◆ **Records drawn from a dataset**:
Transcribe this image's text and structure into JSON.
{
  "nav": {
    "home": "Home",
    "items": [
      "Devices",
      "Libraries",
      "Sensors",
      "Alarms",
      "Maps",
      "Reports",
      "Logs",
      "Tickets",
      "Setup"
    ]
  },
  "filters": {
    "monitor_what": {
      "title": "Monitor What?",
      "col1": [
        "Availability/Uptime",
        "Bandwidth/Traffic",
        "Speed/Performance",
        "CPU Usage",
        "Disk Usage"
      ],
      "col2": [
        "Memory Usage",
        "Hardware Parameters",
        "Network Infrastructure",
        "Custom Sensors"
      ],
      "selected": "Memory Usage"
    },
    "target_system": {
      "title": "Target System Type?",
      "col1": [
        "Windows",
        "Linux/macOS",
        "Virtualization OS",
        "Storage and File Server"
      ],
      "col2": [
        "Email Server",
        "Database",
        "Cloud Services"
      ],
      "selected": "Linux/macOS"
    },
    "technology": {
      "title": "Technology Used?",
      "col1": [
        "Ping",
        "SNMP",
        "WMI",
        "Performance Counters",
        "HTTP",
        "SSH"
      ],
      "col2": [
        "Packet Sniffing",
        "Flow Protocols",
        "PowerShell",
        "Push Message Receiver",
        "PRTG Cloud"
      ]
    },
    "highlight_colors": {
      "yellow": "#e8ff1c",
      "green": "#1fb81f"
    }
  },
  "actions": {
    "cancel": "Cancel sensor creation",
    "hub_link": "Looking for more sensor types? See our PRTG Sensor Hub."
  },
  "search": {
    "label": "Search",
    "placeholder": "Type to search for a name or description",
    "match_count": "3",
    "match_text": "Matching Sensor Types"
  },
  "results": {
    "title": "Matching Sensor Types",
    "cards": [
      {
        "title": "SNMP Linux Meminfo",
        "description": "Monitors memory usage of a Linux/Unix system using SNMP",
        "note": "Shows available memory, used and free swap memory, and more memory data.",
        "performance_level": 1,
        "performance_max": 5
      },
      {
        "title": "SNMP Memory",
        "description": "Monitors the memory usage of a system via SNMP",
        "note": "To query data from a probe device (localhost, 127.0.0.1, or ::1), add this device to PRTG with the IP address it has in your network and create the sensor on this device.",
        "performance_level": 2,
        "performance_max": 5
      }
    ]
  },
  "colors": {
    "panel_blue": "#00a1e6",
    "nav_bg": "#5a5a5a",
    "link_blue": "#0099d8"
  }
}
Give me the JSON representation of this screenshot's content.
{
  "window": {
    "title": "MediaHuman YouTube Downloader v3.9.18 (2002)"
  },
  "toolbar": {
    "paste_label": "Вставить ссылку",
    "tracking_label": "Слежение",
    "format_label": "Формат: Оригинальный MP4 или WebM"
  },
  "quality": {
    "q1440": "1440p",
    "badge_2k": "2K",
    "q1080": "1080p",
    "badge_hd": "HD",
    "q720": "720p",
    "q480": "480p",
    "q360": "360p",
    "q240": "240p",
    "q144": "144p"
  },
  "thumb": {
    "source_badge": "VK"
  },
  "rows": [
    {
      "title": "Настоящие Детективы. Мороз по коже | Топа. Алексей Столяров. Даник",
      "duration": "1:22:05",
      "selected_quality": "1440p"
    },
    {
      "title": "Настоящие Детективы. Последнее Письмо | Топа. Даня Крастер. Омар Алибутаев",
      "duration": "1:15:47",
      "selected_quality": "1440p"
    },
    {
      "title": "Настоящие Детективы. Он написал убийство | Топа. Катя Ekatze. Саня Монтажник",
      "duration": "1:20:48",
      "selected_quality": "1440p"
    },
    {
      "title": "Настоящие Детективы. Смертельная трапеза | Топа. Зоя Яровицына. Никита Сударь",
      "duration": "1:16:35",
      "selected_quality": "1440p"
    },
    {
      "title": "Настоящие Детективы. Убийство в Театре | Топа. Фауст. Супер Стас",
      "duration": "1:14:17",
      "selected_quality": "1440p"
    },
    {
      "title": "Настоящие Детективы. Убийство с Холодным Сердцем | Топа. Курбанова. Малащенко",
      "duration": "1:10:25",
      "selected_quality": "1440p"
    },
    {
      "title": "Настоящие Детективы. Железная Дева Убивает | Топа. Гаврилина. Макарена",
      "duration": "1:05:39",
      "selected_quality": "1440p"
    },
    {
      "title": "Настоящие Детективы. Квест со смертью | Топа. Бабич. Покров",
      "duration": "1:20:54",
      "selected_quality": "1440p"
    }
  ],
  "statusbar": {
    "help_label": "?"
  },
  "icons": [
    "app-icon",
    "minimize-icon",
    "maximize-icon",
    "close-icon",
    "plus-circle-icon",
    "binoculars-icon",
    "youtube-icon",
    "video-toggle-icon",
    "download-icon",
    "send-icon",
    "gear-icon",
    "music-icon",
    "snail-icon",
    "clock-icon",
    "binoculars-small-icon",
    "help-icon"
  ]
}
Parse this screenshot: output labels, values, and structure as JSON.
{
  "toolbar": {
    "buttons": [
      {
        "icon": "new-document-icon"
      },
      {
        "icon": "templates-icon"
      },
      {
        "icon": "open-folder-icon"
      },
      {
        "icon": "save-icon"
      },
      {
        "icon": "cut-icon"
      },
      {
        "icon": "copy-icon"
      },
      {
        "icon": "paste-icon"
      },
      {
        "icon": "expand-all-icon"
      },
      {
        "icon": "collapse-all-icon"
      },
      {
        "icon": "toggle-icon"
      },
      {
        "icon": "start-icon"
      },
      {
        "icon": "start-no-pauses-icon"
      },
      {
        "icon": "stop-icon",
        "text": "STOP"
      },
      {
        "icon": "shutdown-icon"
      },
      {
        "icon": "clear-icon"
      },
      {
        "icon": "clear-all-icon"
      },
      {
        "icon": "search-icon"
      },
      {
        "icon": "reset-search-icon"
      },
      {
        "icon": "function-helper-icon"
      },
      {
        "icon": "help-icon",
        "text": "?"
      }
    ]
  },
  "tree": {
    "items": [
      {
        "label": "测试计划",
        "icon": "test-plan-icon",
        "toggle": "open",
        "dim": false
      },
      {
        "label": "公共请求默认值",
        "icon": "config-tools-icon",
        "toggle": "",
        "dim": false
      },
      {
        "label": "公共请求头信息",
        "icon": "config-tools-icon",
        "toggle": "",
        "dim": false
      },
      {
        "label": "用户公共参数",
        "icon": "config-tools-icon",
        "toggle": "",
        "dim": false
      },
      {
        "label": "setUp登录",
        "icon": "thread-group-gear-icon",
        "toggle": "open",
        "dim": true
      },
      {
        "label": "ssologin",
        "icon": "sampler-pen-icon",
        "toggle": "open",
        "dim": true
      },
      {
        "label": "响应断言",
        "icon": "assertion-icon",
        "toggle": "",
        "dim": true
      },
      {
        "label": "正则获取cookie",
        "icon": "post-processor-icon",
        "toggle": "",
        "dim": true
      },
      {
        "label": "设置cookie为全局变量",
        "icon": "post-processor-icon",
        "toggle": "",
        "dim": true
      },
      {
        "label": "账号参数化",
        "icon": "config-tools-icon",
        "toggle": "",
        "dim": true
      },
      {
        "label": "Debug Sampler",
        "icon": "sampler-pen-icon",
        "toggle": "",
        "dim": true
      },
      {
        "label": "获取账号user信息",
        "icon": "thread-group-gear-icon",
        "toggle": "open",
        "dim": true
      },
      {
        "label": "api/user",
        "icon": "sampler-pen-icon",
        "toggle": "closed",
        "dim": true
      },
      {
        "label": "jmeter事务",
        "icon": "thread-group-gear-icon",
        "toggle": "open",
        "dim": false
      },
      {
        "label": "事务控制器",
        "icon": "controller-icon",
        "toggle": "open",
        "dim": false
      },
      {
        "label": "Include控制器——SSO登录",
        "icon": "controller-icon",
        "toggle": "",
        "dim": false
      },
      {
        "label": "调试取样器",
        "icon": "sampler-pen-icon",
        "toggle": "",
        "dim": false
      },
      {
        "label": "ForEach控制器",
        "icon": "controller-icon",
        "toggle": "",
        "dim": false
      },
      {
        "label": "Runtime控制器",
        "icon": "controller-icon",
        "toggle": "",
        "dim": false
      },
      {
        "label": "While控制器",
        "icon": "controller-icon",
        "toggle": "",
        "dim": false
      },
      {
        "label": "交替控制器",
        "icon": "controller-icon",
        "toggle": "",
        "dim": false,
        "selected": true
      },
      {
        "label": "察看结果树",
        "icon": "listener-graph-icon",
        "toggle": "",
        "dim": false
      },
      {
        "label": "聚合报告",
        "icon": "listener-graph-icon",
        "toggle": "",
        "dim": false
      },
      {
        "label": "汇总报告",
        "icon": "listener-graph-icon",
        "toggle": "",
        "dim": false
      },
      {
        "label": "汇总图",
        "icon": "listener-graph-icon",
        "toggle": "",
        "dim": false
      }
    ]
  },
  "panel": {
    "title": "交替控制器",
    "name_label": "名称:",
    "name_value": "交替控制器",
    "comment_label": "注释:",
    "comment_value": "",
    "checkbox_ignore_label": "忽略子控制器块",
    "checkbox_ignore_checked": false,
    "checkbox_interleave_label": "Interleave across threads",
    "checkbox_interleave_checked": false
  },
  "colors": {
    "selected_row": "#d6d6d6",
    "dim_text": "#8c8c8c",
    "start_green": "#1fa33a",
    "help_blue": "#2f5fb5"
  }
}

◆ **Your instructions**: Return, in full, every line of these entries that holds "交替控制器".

◆ **Response**:
        "label": "交替控制器",
    "title": "交替控制器",
    "name_value": "交替控制器",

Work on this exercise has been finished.